Thank you: for prompting me to write something that I’ve needed to write about for quite some time. When asked to highlight a charitable organization for which we might collectively raise money, my mind hops to several ideas (see right “Cool Stuff” for a few of those). What amazes me is that it took me several minutes of web browsing and pondering to remember the charity that has impacted my life more than I could ever possibly imagine. Big Brothers Big Sisters.
I have been a mentor since 1999. I’ve seen my little sister grow from being 7 to 16. And she’s seen me grow from being a much less confident, unhappy-in-denial, worried person into the shining example of an only-slightly-neurotic-woman that I am today. She’ll be the first one to tell you all about how I don’t worry a fraction as much as I used to. She’ll also tell you that I dress better than I used to. But this really isn’t about me, is it? Where was I?
These days, Cheyene* and I have spent enough time reminiscing about our early years together, that she already knows the first year was hardest for me. That may sound harsh, but the truth is she was 7 and an incredibly strong-willed person with 700,000 reasons not to trust a stranger (wise of her), and she was testing me.
One of her favorite games used to be to holler out in a parking lot, “Help!! I’m being kidnapped!” Charming, isn’t it? I had a business card from Big Sisters with our names on it, so eventually, a police officer would have been able to discover my legitimacy, but I hated the thought of going through that. Man, how she loved yelling out, “Help!” at any opportunity. It’s what prompted me to create “”Big Sister/Little Sister” I.D. “lami’s” with our faces & names for both of us to wear when we did the AIDSWalk years ago.
Most of the time, she was a strikingly charismatic adorable delight. Outgoing. Bubbly. Sweet. She’s still got these qualities – they’re a part of her essence – and her essence is fabulous. But when she was 7 and she didn’t get her way: Damn, she could dole out the silent treatment. Something would happen that made her upset (I wouldn’t buy her the $30 gizmo in the gift shop. Or I wouldn’t let her get a slurpee, candy AND a large popcorn. Or I wouldn’t let her go into the ocean with her clothes on, etc., etc.) She’d completely shut down to the point that I would just have to take her home. Seriously, we nearly left Disneyland at 11am. Oooh – it used to make me so angry. I would try very hard to use my calm voice and say the same thing every time: It’s okay for you to be mad at me, but friends talk to each other about their feelings. I’m going to remain your friend no matter how many times we get mad at each other.

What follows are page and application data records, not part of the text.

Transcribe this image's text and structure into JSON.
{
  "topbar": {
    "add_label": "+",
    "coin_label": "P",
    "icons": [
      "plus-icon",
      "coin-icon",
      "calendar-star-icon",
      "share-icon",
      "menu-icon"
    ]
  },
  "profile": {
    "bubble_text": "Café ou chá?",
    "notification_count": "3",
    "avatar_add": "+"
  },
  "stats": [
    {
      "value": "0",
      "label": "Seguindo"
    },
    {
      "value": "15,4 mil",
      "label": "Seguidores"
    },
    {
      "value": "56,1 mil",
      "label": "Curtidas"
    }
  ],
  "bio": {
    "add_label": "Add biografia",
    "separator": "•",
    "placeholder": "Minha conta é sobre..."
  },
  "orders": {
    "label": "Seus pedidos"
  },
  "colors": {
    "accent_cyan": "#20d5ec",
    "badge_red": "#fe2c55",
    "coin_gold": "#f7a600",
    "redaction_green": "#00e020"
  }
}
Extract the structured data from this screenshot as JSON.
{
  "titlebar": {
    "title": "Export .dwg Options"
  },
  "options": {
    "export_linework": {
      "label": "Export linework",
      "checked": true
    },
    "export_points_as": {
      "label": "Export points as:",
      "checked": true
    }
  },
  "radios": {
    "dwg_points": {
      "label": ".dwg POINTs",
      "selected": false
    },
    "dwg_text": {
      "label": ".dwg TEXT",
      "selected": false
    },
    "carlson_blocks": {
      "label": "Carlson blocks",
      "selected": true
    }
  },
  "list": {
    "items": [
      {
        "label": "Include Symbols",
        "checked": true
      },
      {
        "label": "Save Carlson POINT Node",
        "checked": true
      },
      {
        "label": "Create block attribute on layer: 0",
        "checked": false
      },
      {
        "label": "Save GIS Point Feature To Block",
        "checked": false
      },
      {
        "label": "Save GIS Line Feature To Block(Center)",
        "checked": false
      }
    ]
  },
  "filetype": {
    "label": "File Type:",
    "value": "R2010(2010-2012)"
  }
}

But we need to talk about our feelings.
After months and months and months and months of the same pattern of Punishment By Block Off, there was eventually the first time that she mumbled to me, “I’m mad at you because you didn’t buy it for me.” I couldn’t believe my ears. I was ecstatic, “Chey thank you so much for telling me what you’re feeling . . .” Maybe kids hear the Snoopy Teacher “Woh-waah-Wuh,” 80% of the time when we talk to them, but oh, that 20% that gets through. Thank God for that!

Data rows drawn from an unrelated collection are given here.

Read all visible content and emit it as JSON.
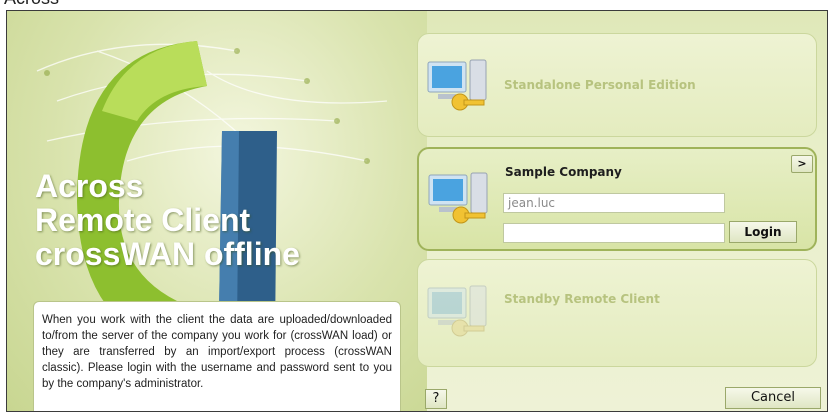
{
  "window": {
    "title": "Across"
  },
  "brand": {
    "line1": "Across",
    "line2": "Remote Client",
    "line3": "crossWAN offline"
  },
  "info": {
    "text": "When you work with the client the data are uploaded/downloaded to/from the server of the company you work for (crossWAN load) or they are transferred by an import/export process (crossWAN classic). Please login with the username and password sent to you by the company's administrator."
  },
  "panels": {
    "standalone": {
      "label": "Standalone Personal Edition"
    },
    "company": {
      "label": "Sample Company",
      "username_value": "jean.luc",
      "password_value": "",
      "login_label": "Login",
      "more_label": ">"
    },
    "standby": {
      "label": "Standby Remote Client"
    }
  },
  "footer": {
    "help_label": "?",
    "cancel_label": "Cancel"
  },
  "colors": {
    "accent_green": "#9fb35a",
    "panel_bg": "#e4ecbf",
    "brand_text": "#ffffff"
  },
  "icons": [
    "computer-key-icon"
  ]
}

I wrote a whole post on Cheyene here. What that essay doesn’t say is that I will never forget the moment the notion of becoming a mentor occured to me. I was getting ready for work, within ear shot of the TV (I used to have the TV on a lot more often then) and even though I couldn’t see the images, I knew it was Jimmy Smits talking. He said something about mentoring. I had seen that PSA dozens of times before. But on that morning, I thought (was it me thinking?) I need to-want to-will do this. Now is the time. I got to work that day and looked up Big Brothers Big Sisters in the yellow pages.

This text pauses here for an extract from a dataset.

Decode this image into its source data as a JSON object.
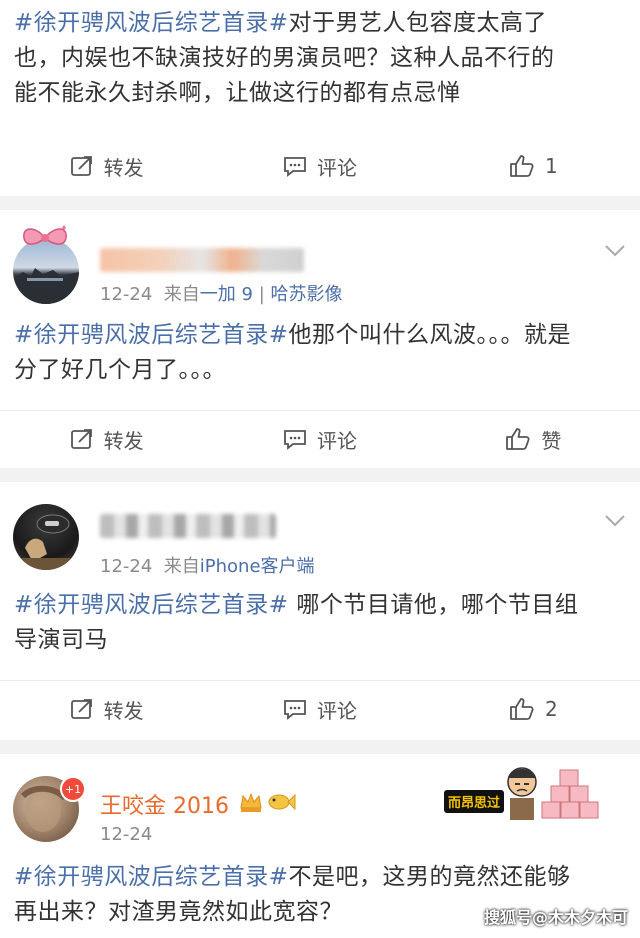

Recently I attended a workshop for new mentors. I was supposed to be one of the voices of experience (scary, I know). And the man who hosted the event, one of the board of directors – an amazing person – asked all of us to be on the look out for who we might encourage to become mentors. This is such a dubious task for me because I know how challenging mentoring can be at times. No matter how daunting, I do need to be more vocal about my experiences. There are so many children who really could use extra guidance in their lives. It’s not about economics.
Every human being I know benefits each time another person turns to them with deliberate focus and says in some way, I care about you.
And that’s what mentoring is: saying I care about you to one child over and over and over again.
You may decide to become a mentor some day. It won’t be because of what you hear Jimmy Smits say on television, it won’t be because of what you’ve read here. It’ll be because that voice inside you (Is it quiet? Is it boomingly loud? Is it urgent? Is it calm?) that voice inside you, how ever it sounds, will tell you, “Now is the time.”
And if your time doesn’t come, perhaps you’ll see fit to lend a few dollars towards the people who work so hard to make mentoring happen. I say “lend” because everthing we give out comes back to us.
I know that because I have a little sister and she tells me she cares about me in so many ways over and over and over again.